App and web page records:
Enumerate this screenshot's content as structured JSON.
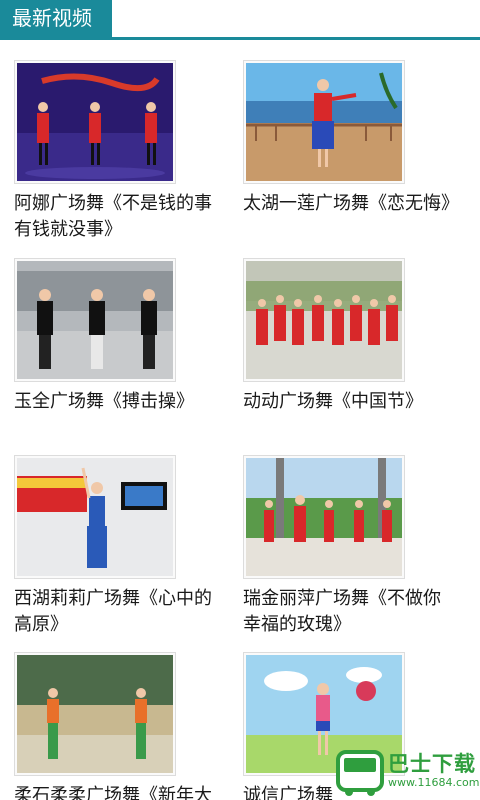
{
  "header": {
    "title": "最新视频"
  },
  "videos": [
    {
      "title": "阿娜广场舞《不是钱的事有钱就没事》",
      "thumb_bg": "#2a1a6e"
    },
    {
      "title": "太湖一莲广场舞《恋无悔》",
      "thumb_bg": "#6ab7e8"
    },
    {
      "title": "玉全广场舞《搏击操》",
      "thumb_bg": "#9aa0a6"
    },
    {
      "title": "动动广场舞《中国节》",
      "thumb_bg": "#d8d8d0"
    },
    {
      "title": "西湖莉莉广场舞《心中的高原》",
      "thumb_bg": "#e9eaec"
    },
    {
      "title": "瑞金丽萍广场舞《不做你幸福的玫瑰》",
      "thumb_bg": "#b9d7ee"
    },
    {
      "title": "柔石柔柔广场舞《新年大",
      "thumb_bg": "#4d6b4a"
    },
    {
      "title": "诚信广场舞",
      "thumb_bg": "#9fd4f0"
    }
  ],
  "watermark": {
    "name": "巴士下载",
    "url": "www.11684.com"
  }
}
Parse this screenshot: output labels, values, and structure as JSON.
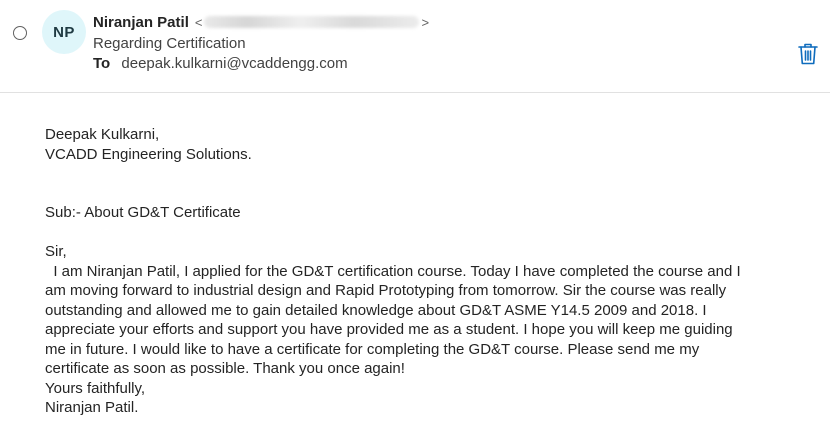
{
  "message": {
    "selected": false,
    "sender": {
      "initials": "NP",
      "name": "Niranjan Patil",
      "email_open": "<",
      "email_close": ">",
      "avatar_color": "#dff6fa"
    },
    "subject": "Regarding Certification",
    "to_label": "To",
    "to_address": "deepak.kulkarni@vcaddengg.com",
    "delete_icon": "trash-icon",
    "accent_color": "#0f6cbd"
  },
  "body": {
    "recipient_name": "Deepak Kulkarni,",
    "recipient_company": "VCADD Engineering Solutions.",
    "subject_line": "Sub:- About GD&T Certificate",
    "salutation": "Sir,",
    "paragraph_lines": [
      "  I am Niranjan Patil, I applied for the GD&T certification course. Today I have completed the course and I",
      "am moving forward to industrial design and Rapid Prototyping from tomorrow. Sir the course was really",
      "outstanding and allowed me to gain detailed knowledge about GD&T ASME Y14.5 2009 and 2018. I",
      "appreciate your efforts and support you have provided me as a student. I hope you will keep me guiding",
      "me in future. I would like to have a certificate for completing the GD&T course. Please send me my",
      "certificate as soon as possible. Thank you once again!"
    ],
    "closing": "Yours faithfully,",
    "signature": "Niranjan Patil."
  }
}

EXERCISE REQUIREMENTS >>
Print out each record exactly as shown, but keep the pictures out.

EXERCISE SOLUTION >>
Enumerate this screenshot's content as structured JSON.
{
  "header": {
    "title": "最新视频"
  },
  "videos": [
    {
      "title": "阿娜广场舞《不是钱的事有钱就没事》",
      "thumb_bg": "#2a1a6e"
    },
    {
      "title": "太湖一莲广场舞《恋无悔》",
      "thumb_bg": "#6ab7e8"
    },
    {
      "title": "玉全广场舞《搏击操》",
      "thumb_bg": "#9aa0a6"
    },
    {
      "title": "动动广场舞《中国节》",
      "thumb_bg": "#d8d8d0"
    },
    {
      "title": "西湖莉莉广场舞《心中的高原》",
      "thumb_bg": "#e9eaec"
    },
    {
      "title": "瑞金丽萍广场舞《不做你幸福的玫瑰》",
      "thumb_bg": "#b9d7ee"
    },
    {
      "title": "柔石柔柔广场舞《新年大",
      "thumb_bg": "#4d6b4a"
    },
    {
      "title": "诚信广场舞",
      "thumb_bg": "#9fd4f0"
    }
  ],
  "watermark": {
    "name": "巴士下载",
    "url": "www.11684.com"
  }
}
Parse this screenshot: output labels, values, and structure as JSON.
{
  "message": {
    "selected": false,
    "sender": {
      "initials": "NP",
      "name": "Niranjan Patil",
      "email_open": "<",
      "email_close": ">",
      "avatar_color": "#dff6fa"
    },
    "subject": "Regarding Certification",
    "to_label": "To",
    "to_address": "deepak.kulkarni@vcaddengg.com",
    "delete_icon": "trash-icon",
    "accent_color": "#0f6cbd"
  },
  "body": {
    "recipient_name": "Deepak Kulkarni,",
    "recipient_company": "VCADD Engineering Solutions.",
    "subject_line": "Sub:- About GD&T Certificate",
    "salutation": "Sir,",
    "paragraph_lines": [
      "  I am Niranjan Patil, I applied for the GD&T certification course. Today I have completed the course and I",
      "am moving forward to industrial design and Rapid Prototyping from tomorrow. Sir the course was really",
      "outstanding and allowed me to gain detailed knowledge about GD&T ASME Y14.5 2009 and 2018. I",
      "appreciate your efforts and support you have provided me as a student. I hope you will keep me guiding",
      "me in future. I would like to have a certificate for completing the GD&T course. Please send me my",
      "certificate as soon as possible. Thank you once again!"
    ],
    "closing": "Yours faithfully,",
    "signature": "Niranjan Patil."
  }
}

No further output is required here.